We see them throughout the Fall, Winter, and even the Spring. Watches, warnings, and advisories are meant to prepare you. Here’s a break down of the more common winter products:
The Winter Storm Watch – This is issued 24 or more hours from an event. This is when confidence is high that a significant winter storm could impact the region with heavy snow or heavy sleet, an ice storm, blowing snow or a combination of all of these. Blizzard-like conditions could be possible. When you see a Winter Storm Watch, go ahead and make alternate travel plans just in case. You want to be prepared.

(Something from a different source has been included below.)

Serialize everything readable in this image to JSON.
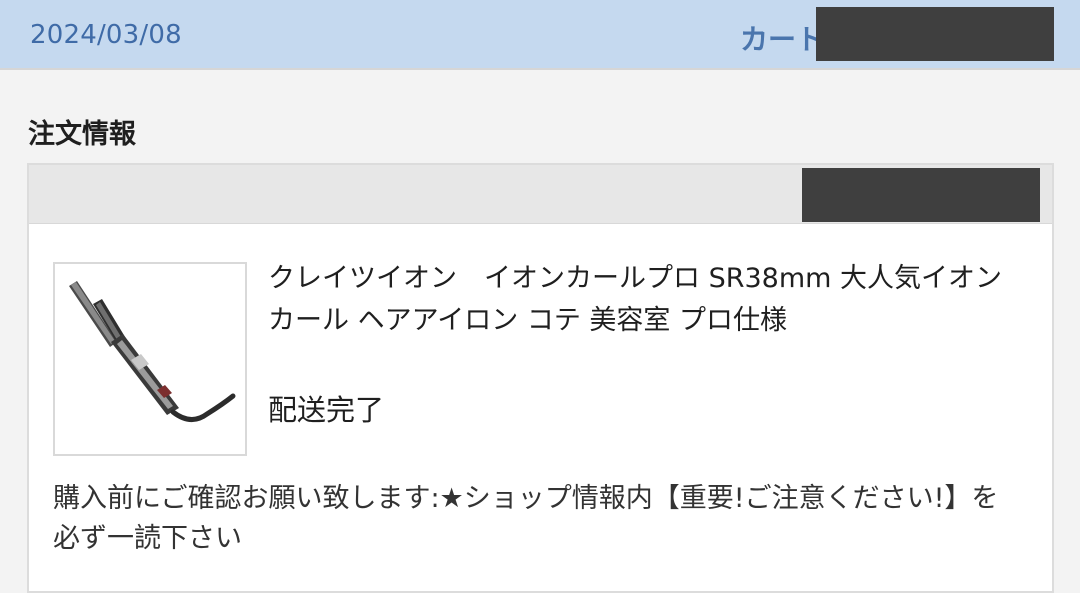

The Winter Weather Advisory – This is typically issued 12 to 24 hours in advance and it means light amounts of snow or blowing snow, ice, sleet or a combination is expected. Travel isn’t usually impossible. You just have to exercise extreme caution when doing so.

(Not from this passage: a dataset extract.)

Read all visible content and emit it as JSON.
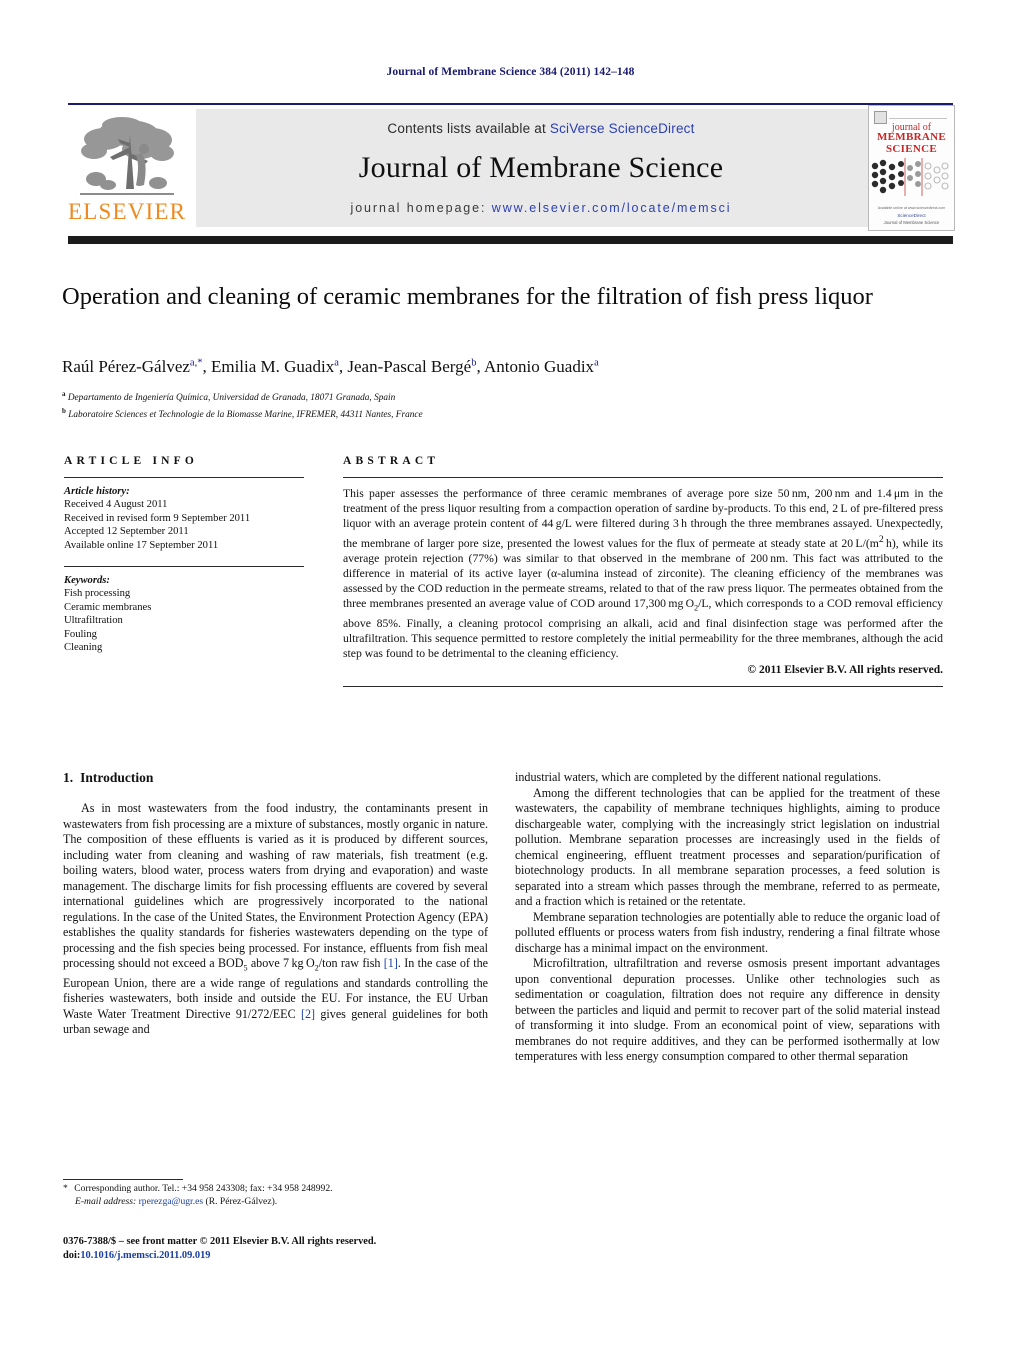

A Winter Storm Warning – this is also typically issued 12-24 hours out. Consider it a call to action. Significant weather is expected soon whether it’s heavy snow, sleet, freezing rain. Travel could be hazardous if not impossible.

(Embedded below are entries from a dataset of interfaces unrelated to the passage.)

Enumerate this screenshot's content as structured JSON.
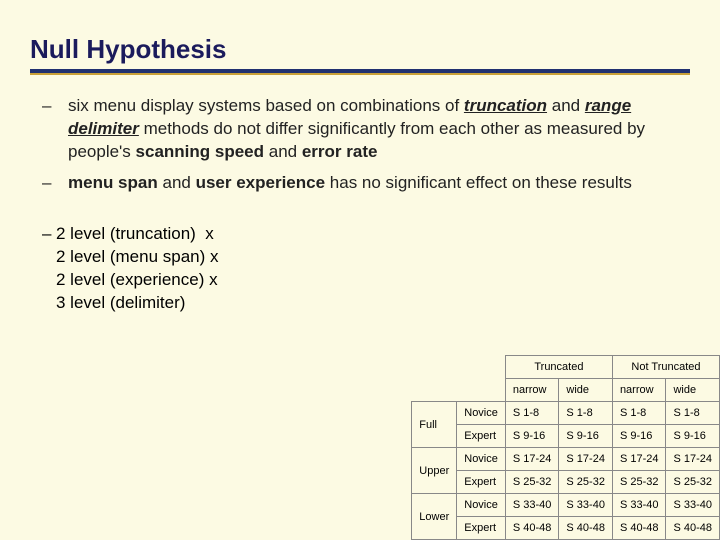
{
  "title": "Null Hypothesis",
  "b1": {
    "a": "six menu display systems based on combinations of ",
    "b": "truncation",
    "c": " and ",
    "d": "range delimiter",
    "e": " methods do not differ significantly from each other as measured by people's ",
    "f": "scanning speed",
    "g": " and ",
    "h": "error rate"
  },
  "b2": {
    "a": "menu span",
    "b": " and ",
    "c": "user experience",
    "d": " has no significant effect on these results"
  },
  "lv": {
    "l1": "2 level (truncation)  x",
    "l2": "2 level (menu span) x",
    "l3": "2 level (experience) x",
    "l4": "3 level (delimiter)"
  },
  "tbl": {
    "g1": "Truncated",
    "g2": "Not Truncated",
    "c1": "narrow",
    "c2": "wide",
    "rg1": "Full",
    "rg2": "Upper",
    "rg3": "Lower",
    "r1": "Novice",
    "r2": "Expert",
    "rows": [
      [
        "S 1-8",
        "S 1-8",
        "S 1-8",
        "S 1-8"
      ],
      [
        "S 9-16",
        "S 9-16",
        "S 9-16",
        "S 9-16"
      ],
      [
        "S 17-24",
        "S 17-24",
        "S 17-24",
        "S 17-24"
      ],
      [
        "S 25-32",
        "S 25-32",
        "S 25-32",
        "S 25-32"
      ],
      [
        "S 33-40",
        "S 33-40",
        "S 33-40",
        "S 33-40"
      ],
      [
        "S 40-48",
        "S 40-48",
        "S 40-48",
        "S 40-48"
      ]
    ]
  }
}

Blizzard Warning – probably one of the warnings most misunderstood. This is issued when a blizzard is happening or imminent. Persistent wind and frequent gusts of 35+ mph reduce visibility down to a 1/4 of a mile or less for at least 3 hours or more. Blizzards quite often close roads. You don’t always need falling snow for a blizzard. Wind can whip up fresh snow on the ground and create near-zero visibility.